Latest articles from Farah Khalique

Andy Hill, ICMA

IOSCO stirs up secondary bond market debate

IOSCO has added fuel to the debate over liquidity in secondary corporate bond markets with its report on the topic. Its conclusions, however, seem to have upset some market participants.  

James Greig, partner at White & Case

Banks ponder motives behind EU holding companies initiative

The European Commission's proposals to regulate foreign banks in the EU through intermediate holding companies has upset non-EU banks, particularly US ones. Many see it as a political rather than a purely regulatory move

Steven Maijoor

ESMA ratchets up toughness of clearing house stress tests

Europe’s clearing houses are on a tight deadline to file the results of the Esma-imposed stress tests this month, as the pan-EU regulator steps up its scrutiny of these increasingly systemically important institutions. By Farah Khalique

Richard Frase

Equivalence: Britain's post-Brexit fallback

The UK's upcoming departure from the EU and likely the single market as well has raised a flurry of speculation over what will replace current trading rights. This has brought the EU's equivalence regimes for third countries into sharp focus

Rafael Plata

Regulators seek to make too-big-to-fail CCPs safer

While the European Commission frets over ways of insuring that too-big-to-fail clearing houses do not become the epicentre of a future financial crisis, might blockchain be a far better alternative? 

Bill Harts

Regulators grapple with high-frequency trading

High-frequency trading divides opinion among policymakers, but while they try to figure out the best ways to regulate the activity, many industry participants are making their own arrangements regarding with whom they want to trade. By Farah Khalique

Oliver Hughes

Regulation more favourable to new banks in UK than US

Compared with the US, the UK has been surprisingly successful at fostering challenger banks. The difference appears to mainly lie in the regulatory approaches of the two countries.

Tony Carfang

US money market fund rule changes hit borrowing costs

Changes in US regulations for money market funds are creating unintended consequences by driving up dollar costs for banks, for the real economy and even in the huge derivatives complex. Meanwhile, European regulators are carefully monitoring US moves to help inform their own reforms.

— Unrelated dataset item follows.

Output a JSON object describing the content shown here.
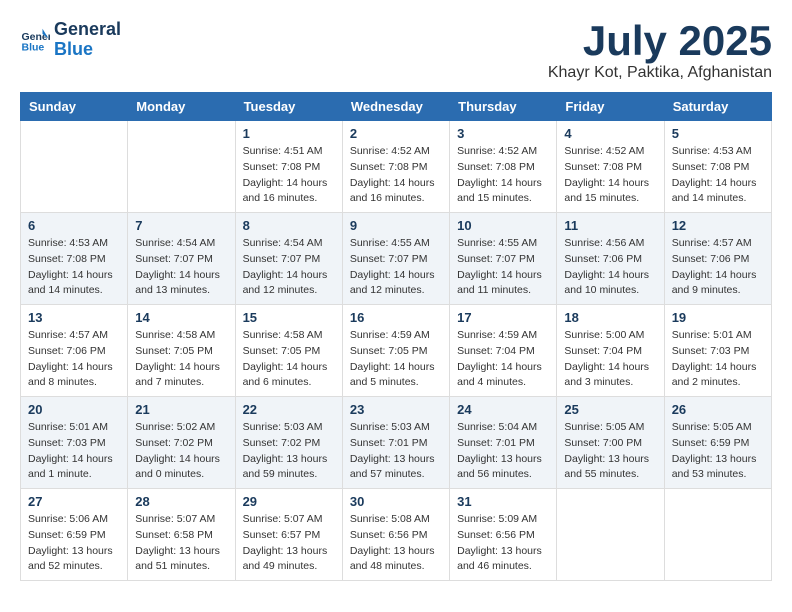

Samim Ghamami

Regulatory reforms sucking liquidity out of derivatives markets

Regulatory reforms designed to push over-the-counter derivatives through clearing houses have thrown up a number of potentially serious unintended consequences.  

Jacqueline Mills

Regulators taking deeper interest in fast-evolving shadow banks

The shadow banking debate is intensifying as the global financial system's watchdogs grapple with how best to measure the ballooning non-bank sector and properly nurture it